Pick out each line of the records in which the word "Ctrl" appears.

════════════════

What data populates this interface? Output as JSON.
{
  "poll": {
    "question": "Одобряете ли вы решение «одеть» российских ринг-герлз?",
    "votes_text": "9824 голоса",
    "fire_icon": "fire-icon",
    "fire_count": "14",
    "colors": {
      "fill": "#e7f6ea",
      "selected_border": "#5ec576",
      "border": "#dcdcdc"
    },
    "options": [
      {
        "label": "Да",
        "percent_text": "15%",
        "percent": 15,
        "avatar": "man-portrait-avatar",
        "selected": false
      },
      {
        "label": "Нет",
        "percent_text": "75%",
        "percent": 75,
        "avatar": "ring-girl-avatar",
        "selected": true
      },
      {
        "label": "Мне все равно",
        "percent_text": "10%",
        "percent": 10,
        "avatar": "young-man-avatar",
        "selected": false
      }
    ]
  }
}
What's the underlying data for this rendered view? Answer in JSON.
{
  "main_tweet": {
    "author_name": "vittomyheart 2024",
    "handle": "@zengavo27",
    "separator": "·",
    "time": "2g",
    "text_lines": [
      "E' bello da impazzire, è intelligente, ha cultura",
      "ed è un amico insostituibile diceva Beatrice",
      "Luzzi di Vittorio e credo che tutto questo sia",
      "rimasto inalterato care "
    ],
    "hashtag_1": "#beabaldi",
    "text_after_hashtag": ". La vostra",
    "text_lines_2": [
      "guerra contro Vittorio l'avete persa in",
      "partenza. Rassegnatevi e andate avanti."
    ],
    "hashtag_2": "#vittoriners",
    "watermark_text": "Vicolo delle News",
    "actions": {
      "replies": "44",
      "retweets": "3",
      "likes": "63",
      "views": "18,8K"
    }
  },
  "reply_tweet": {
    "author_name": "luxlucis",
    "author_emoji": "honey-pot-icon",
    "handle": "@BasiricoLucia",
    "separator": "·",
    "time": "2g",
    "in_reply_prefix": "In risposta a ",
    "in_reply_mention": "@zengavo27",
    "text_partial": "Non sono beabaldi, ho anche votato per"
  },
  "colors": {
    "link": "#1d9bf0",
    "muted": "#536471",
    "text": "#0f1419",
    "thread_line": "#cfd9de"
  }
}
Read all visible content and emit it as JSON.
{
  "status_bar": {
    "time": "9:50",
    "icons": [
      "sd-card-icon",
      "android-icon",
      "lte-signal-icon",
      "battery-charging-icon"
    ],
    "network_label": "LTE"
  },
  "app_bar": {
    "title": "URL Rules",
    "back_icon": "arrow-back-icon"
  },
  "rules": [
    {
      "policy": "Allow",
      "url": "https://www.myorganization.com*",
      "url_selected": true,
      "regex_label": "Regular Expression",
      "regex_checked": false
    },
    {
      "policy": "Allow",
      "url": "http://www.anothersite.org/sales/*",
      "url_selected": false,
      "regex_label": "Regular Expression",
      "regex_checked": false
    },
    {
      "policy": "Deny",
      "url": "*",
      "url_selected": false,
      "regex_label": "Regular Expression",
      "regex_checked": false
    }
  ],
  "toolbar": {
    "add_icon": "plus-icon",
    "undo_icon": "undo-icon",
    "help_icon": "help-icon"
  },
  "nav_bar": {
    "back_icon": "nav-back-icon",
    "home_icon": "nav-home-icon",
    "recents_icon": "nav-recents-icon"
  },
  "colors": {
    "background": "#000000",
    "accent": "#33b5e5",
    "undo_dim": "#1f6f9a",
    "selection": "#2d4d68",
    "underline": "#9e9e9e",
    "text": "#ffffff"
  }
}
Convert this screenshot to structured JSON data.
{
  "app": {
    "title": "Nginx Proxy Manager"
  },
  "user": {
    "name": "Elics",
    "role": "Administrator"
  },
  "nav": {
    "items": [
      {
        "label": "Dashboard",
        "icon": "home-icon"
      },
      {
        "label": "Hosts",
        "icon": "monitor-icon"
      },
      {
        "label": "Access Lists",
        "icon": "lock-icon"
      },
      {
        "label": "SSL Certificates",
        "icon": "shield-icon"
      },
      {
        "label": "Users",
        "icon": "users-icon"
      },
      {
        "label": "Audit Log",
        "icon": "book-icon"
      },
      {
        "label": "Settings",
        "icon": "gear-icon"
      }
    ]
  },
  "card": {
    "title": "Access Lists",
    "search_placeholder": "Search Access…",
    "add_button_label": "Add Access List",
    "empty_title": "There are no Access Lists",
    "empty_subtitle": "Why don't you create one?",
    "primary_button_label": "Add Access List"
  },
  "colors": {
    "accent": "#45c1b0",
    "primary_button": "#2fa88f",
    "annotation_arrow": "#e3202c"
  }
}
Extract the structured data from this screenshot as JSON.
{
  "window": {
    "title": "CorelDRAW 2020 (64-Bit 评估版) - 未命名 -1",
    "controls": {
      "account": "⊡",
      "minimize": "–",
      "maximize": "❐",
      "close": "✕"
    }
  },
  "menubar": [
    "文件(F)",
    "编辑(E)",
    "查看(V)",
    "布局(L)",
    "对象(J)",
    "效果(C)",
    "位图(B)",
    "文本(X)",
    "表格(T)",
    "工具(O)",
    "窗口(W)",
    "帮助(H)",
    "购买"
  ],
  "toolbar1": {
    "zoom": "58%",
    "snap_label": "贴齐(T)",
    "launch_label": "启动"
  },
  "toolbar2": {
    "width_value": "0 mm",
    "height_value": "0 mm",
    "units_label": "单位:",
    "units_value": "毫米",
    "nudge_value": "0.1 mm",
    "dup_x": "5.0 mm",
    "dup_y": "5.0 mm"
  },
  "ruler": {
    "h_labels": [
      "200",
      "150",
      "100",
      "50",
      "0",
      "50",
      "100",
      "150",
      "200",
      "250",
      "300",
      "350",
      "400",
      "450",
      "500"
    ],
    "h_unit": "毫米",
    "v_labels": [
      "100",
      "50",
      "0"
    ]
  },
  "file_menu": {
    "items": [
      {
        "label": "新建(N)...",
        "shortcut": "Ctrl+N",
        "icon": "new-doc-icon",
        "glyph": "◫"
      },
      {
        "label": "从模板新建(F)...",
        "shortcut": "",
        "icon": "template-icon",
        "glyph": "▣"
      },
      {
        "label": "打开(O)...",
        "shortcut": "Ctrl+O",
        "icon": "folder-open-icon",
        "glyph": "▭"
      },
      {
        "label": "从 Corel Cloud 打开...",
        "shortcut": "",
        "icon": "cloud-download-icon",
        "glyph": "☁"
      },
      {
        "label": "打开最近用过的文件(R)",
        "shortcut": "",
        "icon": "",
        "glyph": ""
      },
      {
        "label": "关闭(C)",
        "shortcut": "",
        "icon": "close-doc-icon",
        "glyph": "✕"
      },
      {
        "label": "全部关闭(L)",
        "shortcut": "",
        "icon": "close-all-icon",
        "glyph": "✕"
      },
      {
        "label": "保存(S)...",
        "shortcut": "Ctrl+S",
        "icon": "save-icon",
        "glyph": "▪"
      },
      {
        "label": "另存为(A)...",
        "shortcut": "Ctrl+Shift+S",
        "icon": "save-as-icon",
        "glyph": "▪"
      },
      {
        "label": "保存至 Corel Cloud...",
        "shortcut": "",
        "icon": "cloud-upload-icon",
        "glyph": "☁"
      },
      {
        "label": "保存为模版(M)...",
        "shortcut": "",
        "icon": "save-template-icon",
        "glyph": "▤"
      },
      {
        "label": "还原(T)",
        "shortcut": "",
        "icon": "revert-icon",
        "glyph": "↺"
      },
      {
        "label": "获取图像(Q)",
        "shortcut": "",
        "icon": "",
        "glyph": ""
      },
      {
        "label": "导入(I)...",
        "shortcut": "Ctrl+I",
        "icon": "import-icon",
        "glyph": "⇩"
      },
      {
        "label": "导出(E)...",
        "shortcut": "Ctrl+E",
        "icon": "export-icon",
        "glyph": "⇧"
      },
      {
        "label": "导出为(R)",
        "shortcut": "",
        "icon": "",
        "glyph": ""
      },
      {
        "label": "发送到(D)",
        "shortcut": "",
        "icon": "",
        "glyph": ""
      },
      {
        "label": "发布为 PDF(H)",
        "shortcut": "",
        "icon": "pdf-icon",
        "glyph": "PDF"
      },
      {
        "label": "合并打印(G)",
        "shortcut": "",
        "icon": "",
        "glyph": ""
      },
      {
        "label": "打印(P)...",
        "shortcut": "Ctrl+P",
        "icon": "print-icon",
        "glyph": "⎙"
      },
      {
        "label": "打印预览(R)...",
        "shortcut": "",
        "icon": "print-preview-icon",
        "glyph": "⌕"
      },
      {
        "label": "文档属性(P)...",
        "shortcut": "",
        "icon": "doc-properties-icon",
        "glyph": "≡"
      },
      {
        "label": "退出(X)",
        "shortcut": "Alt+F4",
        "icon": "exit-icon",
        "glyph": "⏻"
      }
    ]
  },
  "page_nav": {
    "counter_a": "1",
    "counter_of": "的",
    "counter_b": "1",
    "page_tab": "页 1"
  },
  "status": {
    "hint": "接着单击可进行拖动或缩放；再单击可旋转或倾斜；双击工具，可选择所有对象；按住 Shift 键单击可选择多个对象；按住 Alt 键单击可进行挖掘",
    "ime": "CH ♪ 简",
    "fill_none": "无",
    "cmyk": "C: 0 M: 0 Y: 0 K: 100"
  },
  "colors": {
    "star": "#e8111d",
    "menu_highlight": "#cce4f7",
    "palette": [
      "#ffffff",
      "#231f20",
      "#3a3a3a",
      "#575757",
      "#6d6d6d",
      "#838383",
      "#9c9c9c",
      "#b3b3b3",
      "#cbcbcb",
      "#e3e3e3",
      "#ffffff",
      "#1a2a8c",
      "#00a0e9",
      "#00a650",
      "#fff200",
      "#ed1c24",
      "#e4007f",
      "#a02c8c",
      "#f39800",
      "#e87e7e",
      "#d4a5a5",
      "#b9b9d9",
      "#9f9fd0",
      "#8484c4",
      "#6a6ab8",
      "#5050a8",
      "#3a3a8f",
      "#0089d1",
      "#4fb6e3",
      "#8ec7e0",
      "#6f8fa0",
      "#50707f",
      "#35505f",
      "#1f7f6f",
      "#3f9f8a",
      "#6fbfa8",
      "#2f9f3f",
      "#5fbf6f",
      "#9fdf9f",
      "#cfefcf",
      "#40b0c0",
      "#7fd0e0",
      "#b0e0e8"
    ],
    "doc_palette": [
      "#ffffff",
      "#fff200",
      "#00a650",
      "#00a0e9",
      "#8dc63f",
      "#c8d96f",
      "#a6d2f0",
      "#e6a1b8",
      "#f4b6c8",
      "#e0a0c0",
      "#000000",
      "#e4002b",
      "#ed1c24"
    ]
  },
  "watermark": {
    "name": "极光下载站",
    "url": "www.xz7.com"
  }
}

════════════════

● Response to the exercise:
        "shortcut": "Ctrl+N",
        "shortcut": "Ctrl+O",
        "shortcut": "Ctrl+S",
        "shortcut": "Ctrl+Shift+S",
        "shortcut": "Ctrl+I",
        "shortcut": "Ctrl+E",
        "shortcut": "Ctrl+P",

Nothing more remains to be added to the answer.